> THE PROBLEM: Across the entries below, how many lines contain the string "down"? Give only the count.

INPUT RECORDS section start

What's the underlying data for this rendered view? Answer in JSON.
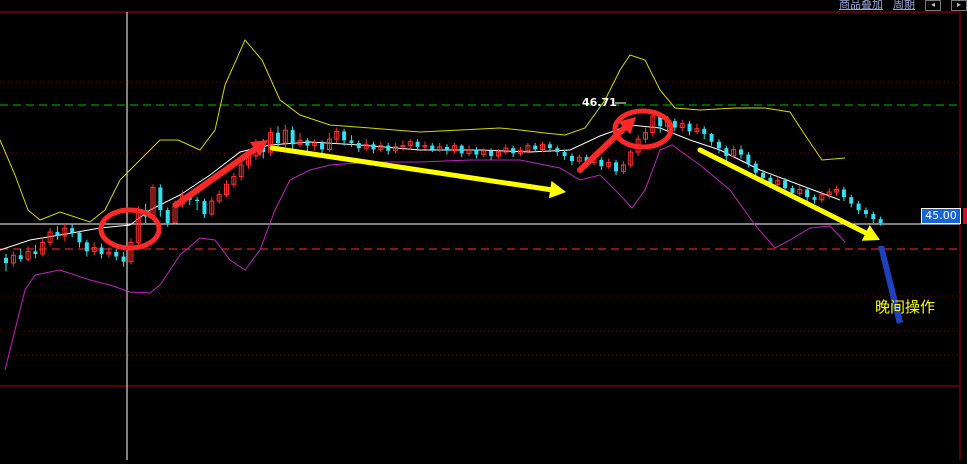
{
  "toolbar": {
    "overlay_label": "商品叠加",
    "period_label": "周期"
  },
  "price_tag": "45.00",
  "peak_label": "46.71",
  "annotation_text": "晚间操作",
  "colors": {
    "bg": "#000000",
    "frame": "#b00000",
    "up": "#ff3232",
    "down": "#34e0f0",
    "upper_band": "#d8d800",
    "lower_band": "#c020c0",
    "mid_band": "#ffffff",
    "green_dashed": "#00c000",
    "red_dashed": "#ff3030",
    "circle": "#ff2828",
    "arrow_yellow": "#ffff00",
    "arrow_blue": "#2040c0"
  },
  "chart_data": {
    "type": "candlestick",
    "y_reference": {
      "current_price": 45.0,
      "high_marker": 46.71
    },
    "overlays": [
      "bollinger-upper",
      "bollinger-mid",
      "bollinger-lower"
    ],
    "annotations": [
      "circle-1",
      "circle-2",
      "arrow-up-1",
      "arrow-down-1",
      "arrow-up-2",
      "arrow-down-2"
    ],
    "candles": [
      {
        "o": 44.46,
        "c": 44.38,
        "h": 44.52,
        "l": 44.25
      },
      {
        "o": 44.38,
        "c": 44.5,
        "h": 44.56,
        "l": 44.32
      },
      {
        "o": 44.5,
        "c": 44.44,
        "h": 44.6,
        "l": 44.4
      },
      {
        "o": 44.44,
        "c": 44.56,
        "h": 44.64,
        "l": 44.4
      },
      {
        "o": 44.56,
        "c": 44.52,
        "h": 44.66,
        "l": 44.45
      },
      {
        "o": 44.52,
        "c": 44.7,
        "h": 44.78,
        "l": 44.48
      },
      {
        "o": 44.7,
        "c": 44.86,
        "h": 44.92,
        "l": 44.64
      },
      {
        "o": 44.86,
        "c": 44.8,
        "h": 44.95,
        "l": 44.74
      },
      {
        "o": 44.8,
        "c": 44.92,
        "h": 45.0,
        "l": 44.72
      },
      {
        "o": 44.92,
        "c": 44.85,
        "h": 44.98,
        "l": 44.78
      },
      {
        "o": 44.85,
        "c": 44.7,
        "h": 44.88,
        "l": 44.62
      },
      {
        "o": 44.7,
        "c": 44.56,
        "h": 44.74,
        "l": 44.48
      },
      {
        "o": 44.56,
        "c": 44.62,
        "h": 44.7,
        "l": 44.5
      },
      {
        "o": 44.62,
        "c": 44.52,
        "h": 44.68,
        "l": 44.45
      },
      {
        "o": 44.52,
        "c": 44.55,
        "h": 44.62,
        "l": 44.46
      },
      {
        "o": 44.55,
        "c": 44.48,
        "h": 44.6,
        "l": 44.42
      },
      {
        "o": 44.48,
        "c": 44.4,
        "h": 44.55,
        "l": 44.32
      },
      {
        "o": 44.4,
        "c": 44.7,
        "h": 44.76,
        "l": 44.36
      },
      {
        "o": 44.7,
        "c": 45.2,
        "h": 45.26,
        "l": 44.66
      },
      {
        "o": 45.2,
        "c": 45.1,
        "h": 45.3,
        "l": 45.0
      },
      {
        "o": 45.1,
        "c": 45.55,
        "h": 45.6,
        "l": 45.05
      },
      {
        "o": 45.55,
        "c": 45.2,
        "h": 45.6,
        "l": 45.1
      },
      {
        "o": 45.2,
        "c": 45.0,
        "h": 45.24,
        "l": 44.94
      },
      {
        "o": 45.0,
        "c": 45.3,
        "h": 45.35,
        "l": 44.98
      },
      {
        "o": 45.3,
        "c": 45.42,
        "h": 45.5,
        "l": 45.24
      },
      {
        "o": 45.42,
        "c": 45.36,
        "h": 45.48,
        "l": 45.28
      },
      {
        "o": 45.36,
        "c": 45.34,
        "h": 45.4,
        "l": 45.2
      },
      {
        "o": 45.34,
        "c": 45.14,
        "h": 45.38,
        "l": 45.08
      },
      {
        "o": 45.14,
        "c": 45.34,
        "h": 45.4,
        "l": 45.1
      },
      {
        "o": 45.34,
        "c": 45.44,
        "h": 45.5,
        "l": 45.3
      },
      {
        "o": 45.44,
        "c": 45.6,
        "h": 45.66,
        "l": 45.4
      },
      {
        "o": 45.6,
        "c": 45.72,
        "h": 45.78,
        "l": 45.55
      },
      {
        "o": 45.72,
        "c": 45.9,
        "h": 45.96,
        "l": 45.66
      },
      {
        "o": 45.9,
        "c": 46.04,
        "h": 46.1,
        "l": 45.84
      },
      {
        "o": 46.04,
        "c": 46.22,
        "h": 46.3,
        "l": 45.98
      },
      {
        "o": 46.22,
        "c": 46.1,
        "h": 46.3,
        "l": 46.0
      },
      {
        "o": 46.1,
        "c": 46.4,
        "h": 46.48,
        "l": 46.04
      },
      {
        "o": 46.4,
        "c": 46.24,
        "h": 46.5,
        "l": 46.16
      },
      {
        "o": 46.24,
        "c": 46.44,
        "h": 46.52,
        "l": 46.18
      },
      {
        "o": 46.44,
        "c": 46.22,
        "h": 46.5,
        "l": 46.14
      },
      {
        "o": 46.22,
        "c": 46.28,
        "h": 46.4,
        "l": 46.18
      },
      {
        "o": 46.28,
        "c": 46.2,
        "h": 46.32,
        "l": 46.1
      },
      {
        "o": 46.2,
        "c": 46.24,
        "h": 46.3,
        "l": 46.12
      },
      {
        "o": 46.24,
        "c": 46.14,
        "h": 46.28,
        "l": 46.08
      },
      {
        "o": 46.14,
        "c": 46.3,
        "h": 46.4,
        "l": 46.1
      },
      {
        "o": 46.3,
        "c": 46.42,
        "h": 46.48,
        "l": 46.24
      },
      {
        "o": 46.42,
        "c": 46.28,
        "h": 46.46,
        "l": 46.2
      },
      {
        "o": 46.28,
        "c": 46.24,
        "h": 46.36,
        "l": 46.18
      },
      {
        "o": 46.24,
        "c": 46.16,
        "h": 46.28,
        "l": 46.1
      },
      {
        "o": 46.16,
        "c": 46.22,
        "h": 46.3,
        "l": 46.12
      },
      {
        "o": 46.22,
        "c": 46.14,
        "h": 46.26,
        "l": 46.08
      },
      {
        "o": 46.14,
        "c": 46.2,
        "h": 46.26,
        "l": 46.1
      },
      {
        "o": 46.2,
        "c": 46.12,
        "h": 46.24,
        "l": 46.06
      },
      {
        "o": 46.12,
        "c": 46.18,
        "h": 46.24,
        "l": 46.08
      },
      {
        "o": 46.18,
        "c": 46.2,
        "h": 46.28,
        "l": 46.12
      },
      {
        "o": 46.2,
        "c": 46.26,
        "h": 46.3,
        "l": 46.14
      },
      {
        "o": 46.26,
        "c": 46.18,
        "h": 46.3,
        "l": 46.12
      },
      {
        "o": 46.18,
        "c": 46.2,
        "h": 46.26,
        "l": 46.14
      },
      {
        "o": 46.2,
        "c": 46.14,
        "h": 46.24,
        "l": 46.1
      },
      {
        "o": 46.14,
        "c": 46.18,
        "h": 46.24,
        "l": 46.1
      },
      {
        "o": 46.18,
        "c": 46.12,
        "h": 46.22,
        "l": 46.06
      },
      {
        "o": 46.12,
        "c": 46.2,
        "h": 46.24,
        "l": 46.08
      },
      {
        "o": 46.2,
        "c": 46.08,
        "h": 46.22,
        "l": 46.02
      },
      {
        "o": 46.08,
        "c": 46.14,
        "h": 46.2,
        "l": 46.04
      },
      {
        "o": 46.14,
        "c": 46.06,
        "h": 46.18,
        "l": 46.0
      },
      {
        "o": 46.06,
        "c": 46.12,
        "h": 46.16,
        "l": 46.02
      },
      {
        "o": 46.12,
        "c": 46.04,
        "h": 46.16,
        "l": 45.98
      },
      {
        "o": 46.04,
        "c": 46.1,
        "h": 46.14,
        "l": 46.0
      },
      {
        "o": 46.1,
        "c": 46.16,
        "h": 46.22,
        "l": 46.06
      },
      {
        "o": 46.16,
        "c": 46.08,
        "h": 46.2,
        "l": 46.02
      },
      {
        "o": 46.08,
        "c": 46.12,
        "h": 46.18,
        "l": 46.04
      },
      {
        "o": 46.12,
        "c": 46.2,
        "h": 46.24,
        "l": 46.08
      },
      {
        "o": 46.2,
        "c": 46.14,
        "h": 46.24,
        "l": 46.1
      },
      {
        "o": 46.14,
        "c": 46.22,
        "h": 46.26,
        "l": 46.1
      },
      {
        "o": 46.22,
        "c": 46.16,
        "h": 46.26,
        "l": 46.1
      },
      {
        "o": 46.16,
        "c": 46.1,
        "h": 46.2,
        "l": 46.04
      },
      {
        "o": 46.1,
        "c": 46.04,
        "h": 46.14,
        "l": 45.98
      },
      {
        "o": 46.04,
        "c": 45.96,
        "h": 46.08,
        "l": 45.9
      },
      {
        "o": 45.96,
        "c": 46.02,
        "h": 46.06,
        "l": 45.92
      },
      {
        "o": 46.02,
        "c": 45.94,
        "h": 46.06,
        "l": 45.88
      },
      {
        "o": 45.94,
        "c": 45.98,
        "h": 46.02,
        "l": 45.9
      },
      {
        "o": 45.98,
        "c": 45.88,
        "h": 46.02,
        "l": 45.82
      },
      {
        "o": 45.88,
        "c": 45.94,
        "h": 46.0,
        "l": 45.84
      },
      {
        "o": 45.94,
        "c": 45.8,
        "h": 45.98,
        "l": 45.74
      },
      {
        "o": 45.8,
        "c": 45.9,
        "h": 45.96,
        "l": 45.76
      },
      {
        "o": 45.9,
        "c": 46.1,
        "h": 46.14,
        "l": 45.86
      },
      {
        "o": 46.1,
        "c": 46.3,
        "h": 46.36,
        "l": 46.04
      },
      {
        "o": 46.3,
        "c": 46.4,
        "h": 46.48,
        "l": 46.24
      },
      {
        "o": 46.4,
        "c": 46.66,
        "h": 46.71,
        "l": 46.34
      },
      {
        "o": 46.66,
        "c": 46.5,
        "h": 46.7,
        "l": 46.4
      },
      {
        "o": 46.5,
        "c": 46.58,
        "h": 46.66,
        "l": 46.44
      },
      {
        "o": 46.58,
        "c": 46.48,
        "h": 46.62,
        "l": 46.42
      },
      {
        "o": 46.48,
        "c": 46.54,
        "h": 46.6,
        "l": 46.42
      },
      {
        "o": 46.54,
        "c": 46.42,
        "h": 46.58,
        "l": 46.36
      },
      {
        "o": 46.42,
        "c": 46.46,
        "h": 46.54,
        "l": 46.38
      },
      {
        "o": 46.46,
        "c": 46.38,
        "h": 46.5,
        "l": 46.3
      },
      {
        "o": 46.38,
        "c": 46.26,
        "h": 46.4,
        "l": 46.2
      },
      {
        "o": 46.26,
        "c": 46.16,
        "h": 46.3,
        "l": 46.08
      },
      {
        "o": 46.16,
        "c": 46.04,
        "h": 46.2,
        "l": 45.96
      },
      {
        "o": 46.04,
        "c": 46.14,
        "h": 46.2,
        "l": 46.0
      },
      {
        "o": 46.14,
        "c": 46.06,
        "h": 46.2,
        "l": 46.0
      },
      {
        "o": 46.06,
        "c": 45.92,
        "h": 46.1,
        "l": 45.86
      },
      {
        "o": 45.92,
        "c": 45.78,
        "h": 45.96,
        "l": 45.72
      },
      {
        "o": 45.78,
        "c": 45.7,
        "h": 45.82,
        "l": 45.64
      },
      {
        "o": 45.7,
        "c": 45.6,
        "h": 45.74,
        "l": 45.54
      },
      {
        "o": 45.6,
        "c": 45.66,
        "h": 45.72,
        "l": 45.56
      },
      {
        "o": 45.66,
        "c": 45.54,
        "h": 45.7,
        "l": 45.48
      },
      {
        "o": 45.54,
        "c": 45.46,
        "h": 45.58,
        "l": 45.4
      },
      {
        "o": 45.46,
        "c": 45.52,
        "h": 45.58,
        "l": 45.42
      },
      {
        "o": 45.52,
        "c": 45.4,
        "h": 45.56,
        "l": 45.34
      },
      {
        "o": 45.4,
        "c": 45.36,
        "h": 45.44,
        "l": 45.3
      },
      {
        "o": 45.36,
        "c": 45.44,
        "h": 45.5,
        "l": 45.32
      },
      {
        "o": 45.44,
        "c": 45.48,
        "h": 45.54,
        "l": 45.38
      },
      {
        "o": 45.48,
        "c": 45.52,
        "h": 45.58,
        "l": 45.42
      },
      {
        "o": 45.52,
        "c": 45.4,
        "h": 45.56,
        "l": 45.34
      },
      {
        "o": 45.4,
        "c": 45.3,
        "h": 45.44,
        "l": 45.24
      },
      {
        "o": 45.3,
        "c": 45.2,
        "h": 45.34,
        "l": 45.14
      },
      {
        "o": 45.2,
        "c": 45.14,
        "h": 45.24,
        "l": 45.08
      },
      {
        "o": 45.14,
        "c": 45.06,
        "h": 45.18,
        "l": 45.0
      },
      {
        "o": 45.06,
        "c": 45.0,
        "h": 45.1,
        "l": 44.96
      }
    ]
  }
}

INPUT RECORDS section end

> RESPONSE TO THE EXERCISE: 3